▸ Supplied material
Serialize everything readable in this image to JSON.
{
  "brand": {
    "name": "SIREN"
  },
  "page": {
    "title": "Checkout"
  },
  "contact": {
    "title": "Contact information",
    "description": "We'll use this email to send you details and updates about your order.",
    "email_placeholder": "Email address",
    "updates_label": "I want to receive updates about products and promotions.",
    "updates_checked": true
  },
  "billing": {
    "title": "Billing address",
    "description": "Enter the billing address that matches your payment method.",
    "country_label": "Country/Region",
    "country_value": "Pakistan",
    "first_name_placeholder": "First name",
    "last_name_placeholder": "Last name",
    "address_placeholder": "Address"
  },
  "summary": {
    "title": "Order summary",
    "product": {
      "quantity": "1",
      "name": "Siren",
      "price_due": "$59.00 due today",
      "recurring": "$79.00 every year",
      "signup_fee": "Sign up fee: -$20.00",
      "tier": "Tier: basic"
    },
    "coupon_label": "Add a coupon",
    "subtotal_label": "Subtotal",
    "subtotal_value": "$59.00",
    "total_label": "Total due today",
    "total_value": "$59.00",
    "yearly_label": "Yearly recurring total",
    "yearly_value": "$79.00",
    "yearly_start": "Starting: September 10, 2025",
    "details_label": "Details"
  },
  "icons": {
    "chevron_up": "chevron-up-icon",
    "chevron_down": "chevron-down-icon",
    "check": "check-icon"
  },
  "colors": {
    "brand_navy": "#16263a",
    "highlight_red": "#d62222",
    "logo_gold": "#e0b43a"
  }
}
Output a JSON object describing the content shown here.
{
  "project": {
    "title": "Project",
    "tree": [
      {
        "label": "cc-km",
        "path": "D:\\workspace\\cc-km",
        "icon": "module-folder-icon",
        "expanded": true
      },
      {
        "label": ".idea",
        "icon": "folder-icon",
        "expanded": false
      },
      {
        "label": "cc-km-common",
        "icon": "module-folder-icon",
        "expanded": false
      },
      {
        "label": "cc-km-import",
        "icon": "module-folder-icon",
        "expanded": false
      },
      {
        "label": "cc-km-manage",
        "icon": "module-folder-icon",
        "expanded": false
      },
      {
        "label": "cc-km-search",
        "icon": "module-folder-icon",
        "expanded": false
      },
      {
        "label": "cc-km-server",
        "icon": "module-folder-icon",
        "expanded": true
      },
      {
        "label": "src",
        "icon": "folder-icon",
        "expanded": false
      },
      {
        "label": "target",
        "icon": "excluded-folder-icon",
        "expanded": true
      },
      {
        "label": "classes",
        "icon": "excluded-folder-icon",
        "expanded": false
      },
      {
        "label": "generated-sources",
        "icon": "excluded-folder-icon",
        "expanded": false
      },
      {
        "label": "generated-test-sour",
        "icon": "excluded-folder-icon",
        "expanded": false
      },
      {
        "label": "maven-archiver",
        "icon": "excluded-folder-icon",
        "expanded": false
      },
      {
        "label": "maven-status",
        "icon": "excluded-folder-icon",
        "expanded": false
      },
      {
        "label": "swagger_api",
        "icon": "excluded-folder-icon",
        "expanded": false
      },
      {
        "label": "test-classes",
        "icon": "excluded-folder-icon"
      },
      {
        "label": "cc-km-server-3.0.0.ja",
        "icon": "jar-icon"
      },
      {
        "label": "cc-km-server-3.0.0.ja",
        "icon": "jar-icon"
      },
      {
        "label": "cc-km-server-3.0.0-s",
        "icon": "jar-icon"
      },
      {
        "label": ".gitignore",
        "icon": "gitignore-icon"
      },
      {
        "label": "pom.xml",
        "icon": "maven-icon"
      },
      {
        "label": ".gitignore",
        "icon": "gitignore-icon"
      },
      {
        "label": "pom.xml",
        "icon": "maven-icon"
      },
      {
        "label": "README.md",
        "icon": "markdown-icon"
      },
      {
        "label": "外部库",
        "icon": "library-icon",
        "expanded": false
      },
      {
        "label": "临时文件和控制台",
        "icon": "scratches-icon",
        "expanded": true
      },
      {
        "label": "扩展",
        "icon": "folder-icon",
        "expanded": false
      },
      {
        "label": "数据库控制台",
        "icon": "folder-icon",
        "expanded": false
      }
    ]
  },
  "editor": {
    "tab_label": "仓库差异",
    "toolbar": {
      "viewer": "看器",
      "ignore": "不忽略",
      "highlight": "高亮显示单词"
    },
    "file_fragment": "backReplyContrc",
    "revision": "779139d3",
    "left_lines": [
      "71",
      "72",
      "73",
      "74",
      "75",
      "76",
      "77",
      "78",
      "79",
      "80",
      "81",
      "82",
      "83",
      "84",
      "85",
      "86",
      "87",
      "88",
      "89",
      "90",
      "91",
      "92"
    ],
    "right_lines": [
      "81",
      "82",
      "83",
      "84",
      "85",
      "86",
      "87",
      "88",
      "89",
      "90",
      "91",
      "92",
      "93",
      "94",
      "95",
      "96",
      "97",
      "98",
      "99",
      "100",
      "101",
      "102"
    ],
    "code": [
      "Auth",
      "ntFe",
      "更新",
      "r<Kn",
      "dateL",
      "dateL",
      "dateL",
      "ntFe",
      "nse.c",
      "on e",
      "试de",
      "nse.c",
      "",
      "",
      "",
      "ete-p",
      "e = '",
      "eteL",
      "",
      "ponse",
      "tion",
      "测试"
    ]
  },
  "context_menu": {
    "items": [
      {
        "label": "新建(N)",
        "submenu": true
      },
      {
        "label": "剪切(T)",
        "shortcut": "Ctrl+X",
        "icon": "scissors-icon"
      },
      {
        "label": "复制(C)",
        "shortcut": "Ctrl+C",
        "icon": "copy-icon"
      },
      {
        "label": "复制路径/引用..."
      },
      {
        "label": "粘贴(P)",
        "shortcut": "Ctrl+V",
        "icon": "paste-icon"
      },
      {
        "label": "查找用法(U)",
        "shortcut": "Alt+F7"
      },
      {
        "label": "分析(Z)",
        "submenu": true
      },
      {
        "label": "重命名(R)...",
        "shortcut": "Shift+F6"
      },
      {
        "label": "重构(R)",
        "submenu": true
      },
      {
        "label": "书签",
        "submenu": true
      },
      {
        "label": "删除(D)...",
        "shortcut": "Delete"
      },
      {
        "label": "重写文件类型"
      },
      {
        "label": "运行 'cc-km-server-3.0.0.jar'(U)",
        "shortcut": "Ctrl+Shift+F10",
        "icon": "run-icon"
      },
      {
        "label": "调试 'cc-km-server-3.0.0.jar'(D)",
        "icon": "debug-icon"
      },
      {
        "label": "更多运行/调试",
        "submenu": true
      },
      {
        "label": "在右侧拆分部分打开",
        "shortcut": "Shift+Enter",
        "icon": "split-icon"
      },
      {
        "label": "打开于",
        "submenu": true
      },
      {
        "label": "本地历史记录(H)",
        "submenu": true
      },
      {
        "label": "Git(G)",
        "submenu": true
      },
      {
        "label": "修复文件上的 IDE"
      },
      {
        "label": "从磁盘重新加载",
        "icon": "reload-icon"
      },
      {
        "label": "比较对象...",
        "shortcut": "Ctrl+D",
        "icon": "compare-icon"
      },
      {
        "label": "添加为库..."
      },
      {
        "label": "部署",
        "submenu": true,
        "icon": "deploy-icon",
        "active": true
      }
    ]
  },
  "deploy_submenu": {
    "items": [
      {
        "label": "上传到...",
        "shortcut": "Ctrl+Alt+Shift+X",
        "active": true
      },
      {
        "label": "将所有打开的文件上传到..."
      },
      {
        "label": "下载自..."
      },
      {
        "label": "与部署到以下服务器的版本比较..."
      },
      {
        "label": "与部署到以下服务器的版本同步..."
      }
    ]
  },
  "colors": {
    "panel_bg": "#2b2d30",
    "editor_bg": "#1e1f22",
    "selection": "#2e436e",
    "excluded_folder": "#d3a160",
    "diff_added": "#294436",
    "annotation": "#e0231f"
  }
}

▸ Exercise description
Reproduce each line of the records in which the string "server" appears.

▸ Task response
        "label": "cc-km-server",
        "label": "cc-km-server-3.0.0.ja",
        "label": "cc-km-server-3.0.0.ja",
        "label": "cc-km-server-3.0.0-s",
        "label": "运行 'cc-km-server-3.0.0.jar'(U)",
        "label": "调试 'cc-km-server-3.0.0.jar'(D)",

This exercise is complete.